The University of Lisbon (ULisboa; Universidade de Lisboa) is a public research university in Lisbon, and the largest university in Portugal.
The University of Minnesota Press is a university press that is part of the University of Minnesota.
Vasco da Gama, 1st Count of Vidigueira (c. 1460s – 24 December 1524), was a Portuguese explorer and the first European to reach India by sea.
"Volta do mar", "volta do mar largo" or "volta do largo", (the phrase in Portuguese means literally turn of the sea but also return from the sea) is a navigational technique perfected by Portuguese navigators during the Age of Discovery in the late fifteenth century, using the dependable phenomenon of the great permanent wind circle, the North Atlantic Gyre.

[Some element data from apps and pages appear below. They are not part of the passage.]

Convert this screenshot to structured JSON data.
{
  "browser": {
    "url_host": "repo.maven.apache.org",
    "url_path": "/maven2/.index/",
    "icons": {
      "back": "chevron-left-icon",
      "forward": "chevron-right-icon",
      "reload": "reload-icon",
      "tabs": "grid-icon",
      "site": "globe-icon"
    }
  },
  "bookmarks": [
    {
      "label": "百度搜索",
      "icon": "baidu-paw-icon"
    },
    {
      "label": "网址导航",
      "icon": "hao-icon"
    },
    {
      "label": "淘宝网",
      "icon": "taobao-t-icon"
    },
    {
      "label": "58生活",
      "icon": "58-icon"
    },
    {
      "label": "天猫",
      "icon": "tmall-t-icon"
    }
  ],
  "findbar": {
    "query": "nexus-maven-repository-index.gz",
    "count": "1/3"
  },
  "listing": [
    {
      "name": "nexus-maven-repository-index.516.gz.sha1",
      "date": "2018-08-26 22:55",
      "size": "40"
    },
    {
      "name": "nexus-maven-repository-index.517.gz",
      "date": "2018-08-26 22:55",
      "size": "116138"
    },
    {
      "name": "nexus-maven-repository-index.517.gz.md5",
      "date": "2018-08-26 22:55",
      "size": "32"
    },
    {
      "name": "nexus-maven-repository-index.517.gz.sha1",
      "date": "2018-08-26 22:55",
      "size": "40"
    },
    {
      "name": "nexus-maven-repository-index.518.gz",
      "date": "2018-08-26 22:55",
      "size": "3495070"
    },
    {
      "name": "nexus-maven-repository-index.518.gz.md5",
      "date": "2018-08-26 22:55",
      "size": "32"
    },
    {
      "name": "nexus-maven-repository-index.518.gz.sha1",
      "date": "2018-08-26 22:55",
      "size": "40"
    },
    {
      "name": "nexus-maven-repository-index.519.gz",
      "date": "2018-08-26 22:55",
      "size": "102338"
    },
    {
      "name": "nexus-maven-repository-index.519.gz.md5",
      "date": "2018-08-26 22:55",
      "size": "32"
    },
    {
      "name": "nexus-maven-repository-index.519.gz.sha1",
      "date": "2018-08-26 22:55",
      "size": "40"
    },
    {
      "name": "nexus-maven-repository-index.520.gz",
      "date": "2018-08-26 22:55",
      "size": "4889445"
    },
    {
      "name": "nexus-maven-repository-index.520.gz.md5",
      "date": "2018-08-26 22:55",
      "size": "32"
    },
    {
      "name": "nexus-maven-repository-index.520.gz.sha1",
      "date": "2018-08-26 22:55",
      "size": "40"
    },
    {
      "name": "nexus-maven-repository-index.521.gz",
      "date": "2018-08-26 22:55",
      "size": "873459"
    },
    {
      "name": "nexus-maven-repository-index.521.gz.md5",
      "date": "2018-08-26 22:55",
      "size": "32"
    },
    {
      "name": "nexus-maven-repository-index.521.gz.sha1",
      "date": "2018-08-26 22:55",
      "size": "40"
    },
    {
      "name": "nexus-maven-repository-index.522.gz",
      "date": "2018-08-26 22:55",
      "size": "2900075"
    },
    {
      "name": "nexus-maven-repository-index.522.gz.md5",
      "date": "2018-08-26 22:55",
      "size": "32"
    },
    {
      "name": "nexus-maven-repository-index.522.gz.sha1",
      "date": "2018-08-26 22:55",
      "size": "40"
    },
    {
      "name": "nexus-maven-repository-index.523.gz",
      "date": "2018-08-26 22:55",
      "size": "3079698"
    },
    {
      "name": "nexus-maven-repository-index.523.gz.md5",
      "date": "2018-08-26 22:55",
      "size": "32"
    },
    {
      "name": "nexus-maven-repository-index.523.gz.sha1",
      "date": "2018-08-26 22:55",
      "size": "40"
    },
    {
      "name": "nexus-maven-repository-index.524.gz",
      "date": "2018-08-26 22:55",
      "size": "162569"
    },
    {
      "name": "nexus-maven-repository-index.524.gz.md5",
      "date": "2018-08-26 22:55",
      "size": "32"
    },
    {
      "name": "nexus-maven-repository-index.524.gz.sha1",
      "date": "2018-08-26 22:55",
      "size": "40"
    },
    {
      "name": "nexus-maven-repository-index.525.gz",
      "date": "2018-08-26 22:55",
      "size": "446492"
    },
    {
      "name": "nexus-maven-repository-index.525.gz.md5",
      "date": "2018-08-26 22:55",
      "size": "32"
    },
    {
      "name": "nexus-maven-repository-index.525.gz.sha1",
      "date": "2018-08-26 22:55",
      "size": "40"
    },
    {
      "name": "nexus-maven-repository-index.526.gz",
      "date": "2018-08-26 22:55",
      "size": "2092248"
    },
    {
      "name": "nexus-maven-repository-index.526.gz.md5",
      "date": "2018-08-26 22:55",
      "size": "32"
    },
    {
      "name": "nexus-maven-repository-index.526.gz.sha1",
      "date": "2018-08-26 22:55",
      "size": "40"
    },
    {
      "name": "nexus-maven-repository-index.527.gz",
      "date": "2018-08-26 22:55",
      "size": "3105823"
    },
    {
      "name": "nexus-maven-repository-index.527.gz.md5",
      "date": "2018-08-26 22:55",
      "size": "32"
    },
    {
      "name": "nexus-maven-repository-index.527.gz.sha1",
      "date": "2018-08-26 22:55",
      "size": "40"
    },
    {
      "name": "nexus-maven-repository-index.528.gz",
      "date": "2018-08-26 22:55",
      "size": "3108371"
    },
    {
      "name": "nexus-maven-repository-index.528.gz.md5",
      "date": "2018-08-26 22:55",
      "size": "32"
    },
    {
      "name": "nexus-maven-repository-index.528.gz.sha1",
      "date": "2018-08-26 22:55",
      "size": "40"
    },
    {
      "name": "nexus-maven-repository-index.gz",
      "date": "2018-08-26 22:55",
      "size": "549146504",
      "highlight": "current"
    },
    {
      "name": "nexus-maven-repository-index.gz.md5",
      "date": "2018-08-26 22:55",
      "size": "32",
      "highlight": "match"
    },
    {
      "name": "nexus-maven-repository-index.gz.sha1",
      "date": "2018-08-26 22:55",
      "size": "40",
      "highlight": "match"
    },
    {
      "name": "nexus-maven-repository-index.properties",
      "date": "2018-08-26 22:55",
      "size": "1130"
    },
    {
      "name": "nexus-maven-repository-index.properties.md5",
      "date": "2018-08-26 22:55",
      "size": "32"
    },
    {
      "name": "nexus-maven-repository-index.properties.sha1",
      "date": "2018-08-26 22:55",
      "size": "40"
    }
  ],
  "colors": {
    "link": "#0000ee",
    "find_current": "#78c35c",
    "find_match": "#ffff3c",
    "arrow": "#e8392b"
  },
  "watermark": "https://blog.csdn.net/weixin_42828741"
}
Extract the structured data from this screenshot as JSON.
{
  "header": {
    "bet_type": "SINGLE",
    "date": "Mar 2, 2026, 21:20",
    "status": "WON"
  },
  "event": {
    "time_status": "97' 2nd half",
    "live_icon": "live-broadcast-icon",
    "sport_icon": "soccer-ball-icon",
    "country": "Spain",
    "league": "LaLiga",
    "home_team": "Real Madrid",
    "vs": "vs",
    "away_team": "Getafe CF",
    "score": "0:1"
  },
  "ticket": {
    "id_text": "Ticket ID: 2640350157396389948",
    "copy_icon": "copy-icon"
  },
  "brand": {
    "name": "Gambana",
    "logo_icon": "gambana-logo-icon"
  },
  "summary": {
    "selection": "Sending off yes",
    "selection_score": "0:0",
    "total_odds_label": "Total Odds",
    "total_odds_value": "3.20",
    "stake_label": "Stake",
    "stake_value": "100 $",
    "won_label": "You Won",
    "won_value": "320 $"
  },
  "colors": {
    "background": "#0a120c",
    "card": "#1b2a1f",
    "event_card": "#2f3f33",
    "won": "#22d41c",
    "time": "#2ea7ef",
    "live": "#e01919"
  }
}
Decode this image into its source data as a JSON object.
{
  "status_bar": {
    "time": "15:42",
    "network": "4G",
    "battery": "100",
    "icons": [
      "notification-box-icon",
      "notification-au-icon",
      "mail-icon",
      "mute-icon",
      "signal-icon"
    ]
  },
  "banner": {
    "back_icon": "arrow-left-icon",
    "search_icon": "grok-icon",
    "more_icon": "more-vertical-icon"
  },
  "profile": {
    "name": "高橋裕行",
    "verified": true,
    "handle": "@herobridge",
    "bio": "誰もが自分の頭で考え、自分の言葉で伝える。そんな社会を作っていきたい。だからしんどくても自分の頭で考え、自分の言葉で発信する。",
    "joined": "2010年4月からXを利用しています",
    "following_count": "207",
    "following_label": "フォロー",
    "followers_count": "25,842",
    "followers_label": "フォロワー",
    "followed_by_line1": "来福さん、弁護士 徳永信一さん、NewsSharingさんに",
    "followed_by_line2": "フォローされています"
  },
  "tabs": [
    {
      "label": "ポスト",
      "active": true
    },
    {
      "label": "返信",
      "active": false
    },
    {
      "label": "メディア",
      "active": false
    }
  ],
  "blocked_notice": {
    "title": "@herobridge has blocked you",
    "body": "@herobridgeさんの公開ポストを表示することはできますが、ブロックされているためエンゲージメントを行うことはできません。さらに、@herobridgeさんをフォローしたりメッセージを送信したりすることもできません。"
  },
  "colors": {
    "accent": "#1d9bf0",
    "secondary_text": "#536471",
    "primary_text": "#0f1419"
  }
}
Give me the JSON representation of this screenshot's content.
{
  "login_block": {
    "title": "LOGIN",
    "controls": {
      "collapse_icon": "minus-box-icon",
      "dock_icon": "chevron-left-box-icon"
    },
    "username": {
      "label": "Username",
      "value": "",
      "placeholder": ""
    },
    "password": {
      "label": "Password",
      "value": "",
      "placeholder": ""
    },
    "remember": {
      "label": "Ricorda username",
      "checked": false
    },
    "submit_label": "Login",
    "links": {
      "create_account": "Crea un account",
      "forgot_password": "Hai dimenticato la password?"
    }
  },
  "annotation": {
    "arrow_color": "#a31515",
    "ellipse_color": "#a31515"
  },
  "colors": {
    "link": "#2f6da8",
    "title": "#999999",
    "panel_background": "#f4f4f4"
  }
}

West Africa, also called Western Africa and the West of Africa, is the westernmost region of Africa.
The westerlies, anti-trades, or prevailing westerlies, are prevailing winds from the west toward the east in the middle latitudes between 30 and 60 degrees latitude.
William I, Count of Hainaut (– 7 June 1337), was Count William III of Avesnes, Count William III of Holland and Count William II of Zeeland from 1304 to his death.
The captain of a steam ship naturally chooses the shortest route to his destination.
Yale University Press is a university press associated with Yale University.
Dom Henrique O Navegador, Dom henrique, Heinrich der Seefahrer, Heinrich seefahrer, Henrique o Navegador, Henrique the Navigator, Henrique, Duke of Viseu, Henrique, the Navigator, Henry the Navigator, Henry the Seafarer, Henry the navigator, Henry, Duke of Viseu, Henry, the Navigator, Infante Henrique of Portugal, Prince Henrique of Portugal, Prince Henrique the Navigator, Prince Henrique, the Navigator, Prince Henry The Navigator, Prince Henry VII the Navigator, Prince Henry of Portugal, Prince Henry, the Navigator, The Infante Henrique, Duke of Viseu.